Dozens of state enterprises and organisations in Uzbekistan should be stripped of their exclusive rights, benefits and preferential treatment as they have a negative impact on competition, the country’s Antimonopoly Committee has proposed in a new draft presidential decree (in Uzbek and Russian) published on 1 July.
The document and its appendices propose removing the monopoly status enjoyed by O’zmetkombinat and O’zvtortsement in the ferrous and non-ferrous metals spheres respectively, as well as that of Qishloq Qurilish Loyiha in the sphere of housing construction for military personnel, the State Committee for Roads’ companies in road construction, Davlat Belgisi in producing passports, blank copies of state documents and certificates for graduates, O’zstandart in meter readings and product labelling, the National Bank in pension and benefits payments, O’zbekoziqovqatzaxira in the sphere of fixed-price food sales to the public from government reserves, the National Guard in the provision of security services, Uz-Prista Recycling in the refinement of industrial oils, Kafolat and O’zbekinvest in the provision of insurance services, and O’zshaharsozlik LITI, Toshkentboshplan LITI and Qishloq Qurilish Loyiha in the sphere of drawing up documentation for town planning and road construction projects.
Preferential tax and customs treatment is also planned to be withdrawn from a number of firms and organisations, including O’zbekipaksanoat, the National Bank, Mikrokreditbank, O’zagroexportbank and others (a fuller list is available on our Russian site). The Committee also presented a draft law removing a ban on providing consumer credit in cash in both the national and foreign currencies and lifting a requirement for transactions at trade exchanges to be carried out only through the National Bank for Foreign Economic Activity.
Meanwhile, in a move to strengthen private property rights, President Shavkat Mirziyoyev ordered the government to draw up legislation to ensure that state organs are prevented from revising and retracting previously-enacted privatisations, stressing that such decisions can only be made by the courts.
A law banning such revisions has in fact been in place since 2012, yet many local hokims still attempt to take property out of the hands of local businessmen. After a series of scandals last year, a new administrative mechanism was introduced for the demolition of buildings owned by entrepreneurs and the expropriation of their land, according to which the final decision in such matters was to lie with the country’s prime minister. Over the last 18 months, courts have overturned 1,730 decisions made by local hokims on land distribution, demolitions and the privatization of buildings and equipment.
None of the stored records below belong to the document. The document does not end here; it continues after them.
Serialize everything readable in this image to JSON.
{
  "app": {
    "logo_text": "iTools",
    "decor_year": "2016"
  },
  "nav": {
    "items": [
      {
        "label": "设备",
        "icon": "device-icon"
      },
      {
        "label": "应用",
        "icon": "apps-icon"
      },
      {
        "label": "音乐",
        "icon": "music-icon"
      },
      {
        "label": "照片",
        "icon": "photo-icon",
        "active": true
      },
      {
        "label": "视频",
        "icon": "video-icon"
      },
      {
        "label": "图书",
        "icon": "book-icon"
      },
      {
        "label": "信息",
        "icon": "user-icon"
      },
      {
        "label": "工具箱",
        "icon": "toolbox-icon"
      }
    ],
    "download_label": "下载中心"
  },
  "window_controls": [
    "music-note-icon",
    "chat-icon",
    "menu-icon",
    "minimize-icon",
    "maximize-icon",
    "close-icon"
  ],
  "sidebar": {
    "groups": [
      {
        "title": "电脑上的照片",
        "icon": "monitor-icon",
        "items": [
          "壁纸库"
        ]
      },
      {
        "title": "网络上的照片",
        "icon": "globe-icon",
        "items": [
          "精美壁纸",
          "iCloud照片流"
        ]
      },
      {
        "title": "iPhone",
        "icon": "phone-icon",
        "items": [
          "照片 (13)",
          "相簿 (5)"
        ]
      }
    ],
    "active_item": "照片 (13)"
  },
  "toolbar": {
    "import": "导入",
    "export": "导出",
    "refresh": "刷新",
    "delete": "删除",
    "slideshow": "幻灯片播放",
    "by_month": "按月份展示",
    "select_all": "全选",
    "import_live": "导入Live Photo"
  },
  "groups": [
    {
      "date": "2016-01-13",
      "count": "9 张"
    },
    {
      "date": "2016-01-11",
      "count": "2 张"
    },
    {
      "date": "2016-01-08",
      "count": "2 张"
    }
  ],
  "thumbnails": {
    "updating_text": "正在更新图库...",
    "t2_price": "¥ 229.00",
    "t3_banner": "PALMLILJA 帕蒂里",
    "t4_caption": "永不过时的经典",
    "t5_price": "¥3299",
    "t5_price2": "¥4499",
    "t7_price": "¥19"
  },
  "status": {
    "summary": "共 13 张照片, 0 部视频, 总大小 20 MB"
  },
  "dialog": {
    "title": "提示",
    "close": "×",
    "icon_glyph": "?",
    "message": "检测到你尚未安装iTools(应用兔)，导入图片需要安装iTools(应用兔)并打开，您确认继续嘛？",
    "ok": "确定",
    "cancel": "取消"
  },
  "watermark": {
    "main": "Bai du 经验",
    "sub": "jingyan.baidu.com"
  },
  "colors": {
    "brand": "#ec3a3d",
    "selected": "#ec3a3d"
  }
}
“Understand one thing,” Mirziyoyev warned. “Investors who are planning to invest funds will turn their attention first of all to how far their rights are defended by the court system. May it be very clear to administration heads: no one has the right to interfere in the activities of the courts.”
Since the start of 2020, around 300 state assets have been privatized to a sum of $24.4m, with investors investing a further $325m in these objects. In May, Mirziyoyev ordered the acceleration of privatization plans for a further 1,400 state assets and 500 markets. Last month, a special company, UzAssets was set up to carry out this work.
Efforts are also underway to bring as much of Uzbekistan’s extensive informal economy out into the open as possible. At the end of last month, it was announced that the State Committee on Statistics is to conduct an appraisal of the size and nature of the informal economy in the country. In order to draw economic actors out from the shadows, new specialized departments will be created in the State Tax Committee.
Other linked measures include moves to extend the scope of cashless transactions and banking services. The country’s Central Bank has been charged with integrating the Humo and Uzcard payments systems, there are moves to make QR-code payments more popular, the provision of consumer credit services will be simplified and the use of banking services promoted more generally. The idea of a nationwide amnesty for informal economy capital has been floated in parliament, as has that of obligatory income declarations.
Last year, Uzbekistan’s Ministry of Employment and Labour Relations estimated that 60% of the country’s employed population, or 7.9 million individuals, were employed in the informal sector.